Lullin + Ferrari

Variety 1: wiedemann/mettler – body search

16 Mar - 13 Apr 2013

16 March - 13 April 2013

In our new exhibition series called Variety we are showcasing individual projects and curated group exhibitions with a short duration. The start of this series of exhibitions is made by the Swiss artist couple wiedemann/metter with their show called body search.
...and as it has, in its uniformity and boundlessness, nothing, but the space, towards the foreground, it is therefore, when you look at it, as if one's eyelids had been cut away.
Heinrich von Kleist

In the show body search wiedemann/mettler unfold a stunning dramaturgy. The prelude is given by a delicate, soft pink textile object with the title Bazooka. In the second room the public encounters the back view from 45 figurines, standing in file on a high pedestal. On their right hangs a large Hama-beads-image titled color search, in which the artist duo is sampling the tradition of colour field painting with other means. The picture generates a colourful harmony and cheerfulness.
This carefree, even happy first impression of the exhibition is broken short through the frontal view of the band of figurines – now the viewer sees that the eyes of each of the figures have been meticulously drilled through. The gaping holes disturb the bourgeois cosiness typically emanated from the tender figurines – it is as would the viewers been pierced by the nonexistent glance of the figurines. The exhibition by wiedemann/mettler has a strict dramaturgical structure, questioning and unmasking gridlocked ideas and concepts.
Annotations by wiedemann/mettler for the show body search:

A large, soft pink image object greets the viewer of the exhibition body search in the gallery Lullin + Ferrari.

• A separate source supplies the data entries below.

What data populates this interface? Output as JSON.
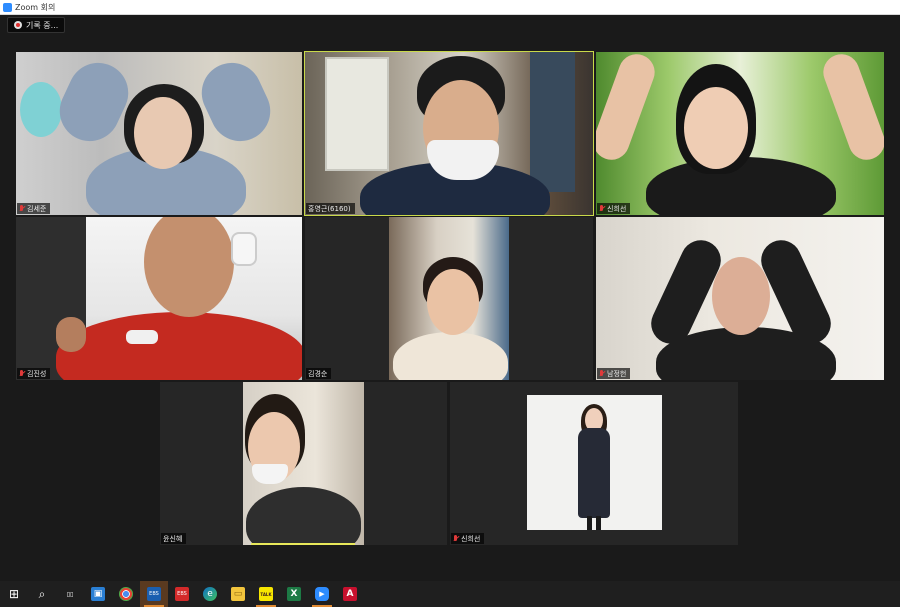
{
  "window": {
    "title": "Zoom 회의"
  },
  "recording": {
    "label": "기록 중..."
  },
  "participants": [
    {
      "name": "김세준",
      "muted": true
    },
    {
      "name": "홍영근(6160)",
      "muted": false,
      "active_speaker": true
    },
    {
      "name": "신희선",
      "muted": true
    },
    {
      "name": "김진성",
      "muted": true
    },
    {
      "name": "김경순",
      "muted": false
    },
    {
      "name": "남정헌",
      "muted": true
    },
    {
      "name": "윤신혜",
      "muted": false
    },
    {
      "name": "신희선",
      "muted": true
    }
  ],
  "taskbar": {
    "items": [
      {
        "name": "start-icon",
        "glyph": "⊞"
      },
      {
        "name": "search-icon",
        "glyph": "⌕"
      },
      {
        "name": "task-view-icon",
        "glyph": "▯▯"
      },
      {
        "name": "app-blue-icon",
        "glyph": "▣"
      },
      {
        "name": "chrome-icon",
        "glyph": "◉"
      },
      {
        "name": "app-orange-icon",
        "glyph": "EBS"
      },
      {
        "name": "app-red-icon",
        "glyph": "EBS"
      },
      {
        "name": "edge-icon",
        "glyph": "e"
      },
      {
        "name": "file-explorer-icon",
        "glyph": "▭"
      },
      {
        "name": "kakaotalk-icon",
        "glyph": "TALK"
      },
      {
        "name": "excel-icon",
        "glyph": "X"
      },
      {
        "name": "zoom-icon",
        "glyph": "▶"
      },
      {
        "name": "acrobat-icon",
        "glyph": "A"
      }
    ]
  },
  "colors": {
    "active_speaker_border": "#c9d94a",
    "muted_mic": "#e03a3a",
    "zoom_blue": "#2d8cff"
  }
}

Plenty of small, white, different large dots overflow the soft cotton velvet. On a closer look the viewer detects, that the small spots have been burned into the fabric. Here the artists have not applied colour on a surface, but have with a bleaching base, the Javelle water, extracted colour from the textile. We consider this work as an inversed painting. We are partially removing from the ground of the textile colour pigments and are thus generating a structure, a pattern. During many hours small drops of Javelle water are dabbed with a small brush on the fabric. Bit by bit the acid bites further deep into the high pile textile and removes on this spot the colour. Light and bright the many colourless spots appear like dust of stars at sunset.

color search
A large colour carpet is attached to the wall. The rush of colours arches from the plane in all directions und seems like a flat body. The 108 colour fields follow a scheme: Neither the same two colours appear horizontally nor vertically on the same level. The textile imitating wall object consists of 90'828 single elements, which forms, ironed together, this colourful quilt of plastic pearls. The glory of colours glows into the room and depicts colour as body and material. Some of the colour fields are made of glowing pearls and draw into the dark patterns of mysterious, fluorescent spots.

body search
On a large rectangular high pedestal stand 45 figurines. All are turning their backs towards the viewer. Arranged by size they are presented like a fragile miniature army, well in file. Ballerinas, corpulent cherubs, divinities, dreamy figures of girls with small flower baskets, young men playing music, children. All there is, what the traditional porcelain manufactory produces ever since, is to be found in this precious ensemble. For some months we have bought on eBay from all over the world these figurines. The objects from America, Australia and Europe had been sent to us from their previous owners by post. Every single figure has its own story, unknown to us. The little puppet might have stood on a TV in Italy, on a shelf in Bonn or on a side table in Vermont. As silent witnesses they had watched the life of their previous owner. All figures made, more or less well wrapped, a long journey and all arrived unbroken to us. Often we received with the figures small letters and sweets. In one package we found next to a porcelain elf a package of crisps and little animals made of white chocolate. Maybe a gift for the elf on her long journey? After all figures arrived safely at our place we started work. With a special diamond drill we bored out the eyes of the angels and all other creatures. The applied sensitiveness is diametrically opposed to the drastic result of our enterprise. Black holes are embellishing the little faces. Where eyes looked lovely into the world, yawn now the equal holes, staring at the viewer. Sweet bibelot has been transformed through a minimal intervention into an impressive procession.

wiedemann/mettler, Zurich in February 2013
Since 2002 Pascale Wiedemann (*1966) and Daniel Mettler (*1965) work together consequently towards an oeuvre, that is in its complexity and diversity out of common.

Tags: Wiedemann/Mettler